== Data listing

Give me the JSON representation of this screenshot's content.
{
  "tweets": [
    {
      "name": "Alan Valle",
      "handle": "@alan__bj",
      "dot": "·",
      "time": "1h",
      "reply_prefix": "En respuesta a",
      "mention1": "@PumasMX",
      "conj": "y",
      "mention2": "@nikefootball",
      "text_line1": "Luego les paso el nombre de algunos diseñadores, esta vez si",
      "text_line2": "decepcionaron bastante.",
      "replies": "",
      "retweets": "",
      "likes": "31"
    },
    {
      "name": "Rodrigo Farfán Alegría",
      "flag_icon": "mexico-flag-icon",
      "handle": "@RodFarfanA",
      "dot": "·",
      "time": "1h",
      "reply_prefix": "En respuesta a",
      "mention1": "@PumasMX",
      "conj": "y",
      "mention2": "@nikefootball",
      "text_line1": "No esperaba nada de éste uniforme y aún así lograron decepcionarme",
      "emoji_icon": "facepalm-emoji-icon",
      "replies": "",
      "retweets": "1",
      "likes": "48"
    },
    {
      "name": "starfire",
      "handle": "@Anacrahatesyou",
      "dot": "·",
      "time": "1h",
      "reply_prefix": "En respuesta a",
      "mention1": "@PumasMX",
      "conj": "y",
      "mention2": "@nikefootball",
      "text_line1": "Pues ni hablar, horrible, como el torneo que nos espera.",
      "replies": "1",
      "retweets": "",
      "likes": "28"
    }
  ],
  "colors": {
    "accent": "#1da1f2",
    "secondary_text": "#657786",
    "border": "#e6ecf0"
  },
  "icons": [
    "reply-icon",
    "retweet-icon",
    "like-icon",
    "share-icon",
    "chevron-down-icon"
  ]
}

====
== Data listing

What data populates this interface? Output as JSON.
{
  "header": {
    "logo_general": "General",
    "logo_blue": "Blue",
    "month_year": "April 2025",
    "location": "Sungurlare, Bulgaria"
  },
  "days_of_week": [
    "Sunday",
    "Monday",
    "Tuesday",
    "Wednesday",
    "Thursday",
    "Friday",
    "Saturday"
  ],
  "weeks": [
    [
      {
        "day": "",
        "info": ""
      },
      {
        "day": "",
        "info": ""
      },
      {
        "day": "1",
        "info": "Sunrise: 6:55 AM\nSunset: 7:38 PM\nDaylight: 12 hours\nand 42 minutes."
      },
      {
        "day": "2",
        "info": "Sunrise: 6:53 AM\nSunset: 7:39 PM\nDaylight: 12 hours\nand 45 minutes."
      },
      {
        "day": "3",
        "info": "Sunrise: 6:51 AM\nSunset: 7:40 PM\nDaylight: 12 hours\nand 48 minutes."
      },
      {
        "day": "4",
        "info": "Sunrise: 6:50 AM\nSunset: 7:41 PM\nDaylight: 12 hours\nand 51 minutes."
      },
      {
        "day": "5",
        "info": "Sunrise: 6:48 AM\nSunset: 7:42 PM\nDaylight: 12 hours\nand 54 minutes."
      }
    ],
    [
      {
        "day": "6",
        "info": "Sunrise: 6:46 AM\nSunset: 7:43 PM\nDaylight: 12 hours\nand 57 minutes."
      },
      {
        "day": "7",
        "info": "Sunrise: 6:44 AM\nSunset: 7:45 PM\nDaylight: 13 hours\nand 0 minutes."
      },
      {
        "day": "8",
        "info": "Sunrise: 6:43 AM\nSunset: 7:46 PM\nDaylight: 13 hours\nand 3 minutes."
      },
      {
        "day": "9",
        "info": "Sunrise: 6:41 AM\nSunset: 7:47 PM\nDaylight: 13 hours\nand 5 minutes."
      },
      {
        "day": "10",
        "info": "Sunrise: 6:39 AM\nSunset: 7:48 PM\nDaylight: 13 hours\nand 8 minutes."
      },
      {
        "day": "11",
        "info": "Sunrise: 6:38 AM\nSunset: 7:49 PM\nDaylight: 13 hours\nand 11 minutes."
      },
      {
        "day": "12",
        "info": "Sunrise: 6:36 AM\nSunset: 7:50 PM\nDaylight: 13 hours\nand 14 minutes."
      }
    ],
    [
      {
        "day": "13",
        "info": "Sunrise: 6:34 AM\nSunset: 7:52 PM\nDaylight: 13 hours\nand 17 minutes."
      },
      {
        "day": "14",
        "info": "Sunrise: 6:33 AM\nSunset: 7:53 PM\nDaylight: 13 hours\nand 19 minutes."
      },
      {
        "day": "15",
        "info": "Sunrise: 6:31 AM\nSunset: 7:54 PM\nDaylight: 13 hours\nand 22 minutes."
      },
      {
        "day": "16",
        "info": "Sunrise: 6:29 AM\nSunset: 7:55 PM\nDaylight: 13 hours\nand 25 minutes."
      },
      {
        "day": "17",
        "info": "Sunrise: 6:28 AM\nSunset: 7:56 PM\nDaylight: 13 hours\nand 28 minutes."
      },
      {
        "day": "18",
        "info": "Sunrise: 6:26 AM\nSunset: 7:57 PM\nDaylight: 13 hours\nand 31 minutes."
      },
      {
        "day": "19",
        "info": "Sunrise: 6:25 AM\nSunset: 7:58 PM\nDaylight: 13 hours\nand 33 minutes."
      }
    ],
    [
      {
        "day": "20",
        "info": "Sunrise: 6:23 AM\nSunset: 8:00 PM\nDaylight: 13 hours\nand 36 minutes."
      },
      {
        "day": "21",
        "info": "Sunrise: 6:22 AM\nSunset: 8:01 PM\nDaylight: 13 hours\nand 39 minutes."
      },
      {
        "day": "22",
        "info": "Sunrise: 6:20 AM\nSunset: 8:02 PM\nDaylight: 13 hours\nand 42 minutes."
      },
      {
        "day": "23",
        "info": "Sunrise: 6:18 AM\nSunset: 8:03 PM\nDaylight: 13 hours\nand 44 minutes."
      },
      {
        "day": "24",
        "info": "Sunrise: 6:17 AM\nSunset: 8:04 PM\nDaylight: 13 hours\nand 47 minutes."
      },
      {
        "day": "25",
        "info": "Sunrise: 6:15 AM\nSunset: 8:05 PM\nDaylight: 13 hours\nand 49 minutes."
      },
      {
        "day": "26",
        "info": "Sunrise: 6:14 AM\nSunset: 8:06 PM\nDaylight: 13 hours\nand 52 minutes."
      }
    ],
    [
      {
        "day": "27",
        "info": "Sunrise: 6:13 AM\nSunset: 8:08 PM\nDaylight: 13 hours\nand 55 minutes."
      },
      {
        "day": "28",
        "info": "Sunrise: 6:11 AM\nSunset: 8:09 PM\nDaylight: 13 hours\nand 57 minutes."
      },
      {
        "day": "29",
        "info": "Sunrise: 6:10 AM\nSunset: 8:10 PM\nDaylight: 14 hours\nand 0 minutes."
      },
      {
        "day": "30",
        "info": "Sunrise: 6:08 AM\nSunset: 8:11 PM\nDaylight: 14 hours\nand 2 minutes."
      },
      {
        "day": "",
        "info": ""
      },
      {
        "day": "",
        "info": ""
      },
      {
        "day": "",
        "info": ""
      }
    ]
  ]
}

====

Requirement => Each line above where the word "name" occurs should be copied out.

Written answer =>
      "name": "Alan Valle",
      "name": "Rodrigo Farfán Alegría",
      "name": "starfire",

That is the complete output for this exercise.